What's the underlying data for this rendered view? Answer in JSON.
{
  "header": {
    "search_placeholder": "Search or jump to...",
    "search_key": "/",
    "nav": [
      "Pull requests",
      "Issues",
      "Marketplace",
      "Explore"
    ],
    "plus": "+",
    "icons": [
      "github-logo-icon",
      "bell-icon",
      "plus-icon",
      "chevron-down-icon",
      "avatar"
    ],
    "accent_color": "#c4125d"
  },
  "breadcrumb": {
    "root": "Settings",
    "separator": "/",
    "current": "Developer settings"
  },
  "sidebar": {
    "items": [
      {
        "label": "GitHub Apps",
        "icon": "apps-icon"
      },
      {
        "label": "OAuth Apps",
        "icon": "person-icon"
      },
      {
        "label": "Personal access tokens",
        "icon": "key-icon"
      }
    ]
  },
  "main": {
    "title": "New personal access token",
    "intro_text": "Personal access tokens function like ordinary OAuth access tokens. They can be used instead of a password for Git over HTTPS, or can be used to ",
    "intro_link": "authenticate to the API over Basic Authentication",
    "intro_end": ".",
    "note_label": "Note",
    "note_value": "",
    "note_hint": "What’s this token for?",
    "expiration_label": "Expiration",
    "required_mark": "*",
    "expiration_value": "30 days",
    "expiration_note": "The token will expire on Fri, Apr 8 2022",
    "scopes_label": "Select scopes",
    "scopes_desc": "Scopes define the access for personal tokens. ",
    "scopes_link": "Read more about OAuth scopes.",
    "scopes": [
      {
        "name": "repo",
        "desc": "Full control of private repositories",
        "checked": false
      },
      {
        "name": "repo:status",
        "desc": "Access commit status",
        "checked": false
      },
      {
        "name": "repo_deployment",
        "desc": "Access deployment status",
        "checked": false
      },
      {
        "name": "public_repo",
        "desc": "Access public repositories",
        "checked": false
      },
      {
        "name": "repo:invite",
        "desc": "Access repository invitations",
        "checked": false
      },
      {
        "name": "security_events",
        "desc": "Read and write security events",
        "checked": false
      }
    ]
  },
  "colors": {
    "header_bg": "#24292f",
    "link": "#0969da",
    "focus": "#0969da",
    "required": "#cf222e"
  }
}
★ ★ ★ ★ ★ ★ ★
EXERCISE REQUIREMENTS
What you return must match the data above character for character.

ANSWER BOX
What's the underlying data for this rendered view? Answer in JSON.
{
  "header": {
    "search_placeholder": "Search or jump to...",
    "search_key": "/",
    "nav": [
      "Pull requests",
      "Issues",
      "Marketplace",
      "Explore"
    ],
    "plus": "+",
    "icons": [
      "github-logo-icon",
      "bell-icon",
      "plus-icon",
      "chevron-down-icon",
      "avatar"
    ],
    "accent_color": "#c4125d"
  },
  "breadcrumb": {
    "root": "Settings",
    "separator": "/",
    "current": "Developer settings"
  },
  "sidebar": {
    "items": [
      {
        "label": "GitHub Apps",
        "icon": "apps-icon"
      },
      {
        "label": "OAuth Apps",
        "icon": "person-icon"
      },
      {
        "label": "Personal access tokens",
        "icon": "key-icon"
      }
    ]
  },
  "main": {
    "title": "New personal access token",
    "intro_text": "Personal access tokens function like ordinary OAuth access tokens. They can be used instead of a password for Git over HTTPS, or can be used to ",
    "intro_link": "authenticate to the API over Basic Authentication",
    "intro_end": ".",
    "note_label": "Note",
    "note_value": "",
    "note_hint": "What’s this token for?",
    "expiration_label": "Expiration",
    "required_mark": "*",
    "expiration_value": "30 days",
    "expiration_note": "The token will expire on Fri, Apr 8 2022",
    "scopes_label": "Select scopes",
    "scopes_desc": "Scopes define the access for personal tokens. ",
    "scopes_link": "Read more about OAuth scopes.",
    "scopes": [
      {
        "name": "repo",
        "desc": "Full control of private repositories",
        "checked": false
      },
      {
        "name": "repo:status",
        "desc": "Access commit status",
        "checked": false
      },
      {
        "name": "repo_deployment",
        "desc": "Access deployment status",
        "checked": false
      },
      {
        "name": "public_repo",
        "desc": "Access public repositories",
        "checked": false
      },
      {
        "name": "repo:invite",
        "desc": "Access repository invitations",
        "checked": false
      },
      {
        "name": "security_events",
        "desc": "Read and write security events",
        "checked": false
      }
    ]
  },
  "colors": {
    "header_bg": "#24292f",
    "link": "#0969da",
    "focus": "#0969da",
    "required": "#cf222e"
  }
}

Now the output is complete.